The row over the Conservative Party's alliance with right-wing political parties in Europe intensified this week after it emerged that US Secretary of State Hillary Clinton raised concerns about the issue during her visit to Britain last weekend.
The Tories have been under intense attack from Labour ministers for joining the European Conservatives and Reformists (ECR) group, which contains parties with alleged antisemitic and neo-Nazi links.
It is not thought the issue was discussed in official meetings between Mrs Clinton and the Foreign Secretary but raised in private diplomatic discussions.
Asked what was at the heart of US concerns, one UK government official told the JC it was "the new alliance if the Tories win".
Pushed as to whether the fears were raised directly with David Miliband, the official added: "just say HC was concerned."
Mrs Clinton’s visit coincided with the latest intervention by Foreign Secretary David Miliband, who wrote in this week’s Observer that the Conservatives were putting relations with the international community at risk. He was responding to an interview in the JC with the Polish leader of the ECR, Michal Kaminski, who suggested that a massacre by Poles of hundreds of Jews at Jedwabne in 1941 should be considered a lesser crime than those of the Nazis.
The news of US diplomatic concerns partly explains Mr Miliband’s comments in the Observer that “there will be incredulity in Washington, Beijing and Delhi, never mind Berlin and Paris”.
The JC understands that Washington’s fears focus on the consequences of the alliance for relations between the United States and the European Union in the event of a Conservative election victory next year. Britain has traditionally acted as the diplomatic bridge between Europe and America.
Controversy over Mr Kaminski’s past grew this week after he was forced to admit wearing a symbol associated with totalitarian Catholic groups.
His party has also been associated with the controversial broadcaster Radio Maryja.

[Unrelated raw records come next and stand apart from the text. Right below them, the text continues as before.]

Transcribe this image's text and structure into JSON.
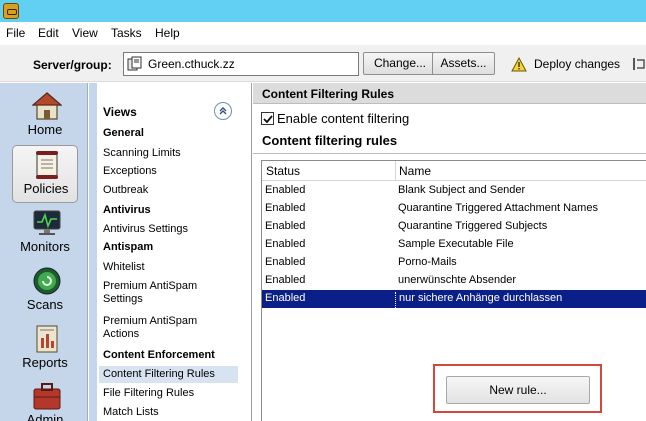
{
  "menu": [
    "File",
    "Edit",
    "View",
    "Tasks",
    "Help"
  ],
  "toolbar": {
    "server_group_label": "Server/group:",
    "server_group_value": "Green.cthuck.zz",
    "change_label": "Change...",
    "assets_label": "Assets...",
    "deploy_label": "Deploy changes"
  },
  "leftnav": {
    "items": [
      {
        "label": "Home",
        "icon": "home-icon"
      },
      {
        "label": "Policies",
        "icon": "policies-icon",
        "selected": true
      },
      {
        "label": "Monitors",
        "icon": "monitor-icon"
      },
      {
        "label": "Scans",
        "icon": "scan-icon"
      },
      {
        "label": "Reports",
        "icon": "reports-icon"
      },
      {
        "label": "Admin",
        "icon": "admin-icon"
      }
    ]
  },
  "views": {
    "header": "Views",
    "categories": {
      "general": "General",
      "antivirus": "Antivirus",
      "antispam": "Antispam",
      "content_enforcement": "Content Enforcement"
    },
    "items": {
      "scanning_limits": "Scanning Limits",
      "exceptions": "Exceptions",
      "outbreak": "Outbreak",
      "antivirus_settings": "Antivirus Settings",
      "whitelist": "Whitelist",
      "premium_antispam_settings": "Premium AntiSpam Settings",
      "premium_antispam_actions": "Premium AntiSpam Actions",
      "content_filtering_rules": "Content Filtering Rules",
      "file_filtering_rules": "File Filtering Rules",
      "match_lists": "Match Lists"
    },
    "selected": "Content Filtering Rules"
  },
  "content": {
    "header": "Content Filtering Rules",
    "enable_label": "Enable content filtering",
    "enable_checked": true,
    "section_title": "Content filtering rules",
    "columns": [
      "Status",
      "Name"
    ],
    "rows": [
      {
        "status": "Enabled",
        "name": "Blank Subject and Sender"
      },
      {
        "status": "Enabled",
        "name": "Quarantine Triggered Attachment Names"
      },
      {
        "status": "Enabled",
        "name": "Quarantine Triggered Subjects"
      },
      {
        "status": "Enabled",
        "name": "Sample Executable File"
      },
      {
        "status": "Enabled",
        "name": "Porno-Mails"
      },
      {
        "status": "Enabled",
        "name": "unerwünschte Absender"
      },
      {
        "status": "Enabled",
        "name": "nur sichere Anhänge durchlassen"
      }
    ],
    "selected_row": 6,
    "new_rule_label": "New rule..."
  },
  "colors": {
    "titlebar": "#62d0f3",
    "nav_background": "#c5d6ea",
    "selection": "#0b1f88",
    "highlight_box": "#d5473b"
  }
}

The ultra-traditionalist Catholic radio station was sued for defamation by the Union of Jewish Religious Communities of Poland last year following antisemitic remarks by the station’s charismatic head, Father Tadeusz Rydzyk.
The station has been the main cheerleader for Mr Kaminski’s Law and Justice party and was prominent in campaigning during this year’s European elections.
In 2007, in a report for the Council of Europe on combating antisemitism, Radio Maryja was named as a major source of antisemitic propaganda.
The Conservative Party said last night they have received no messages of concern about their new European partners from any foreign government.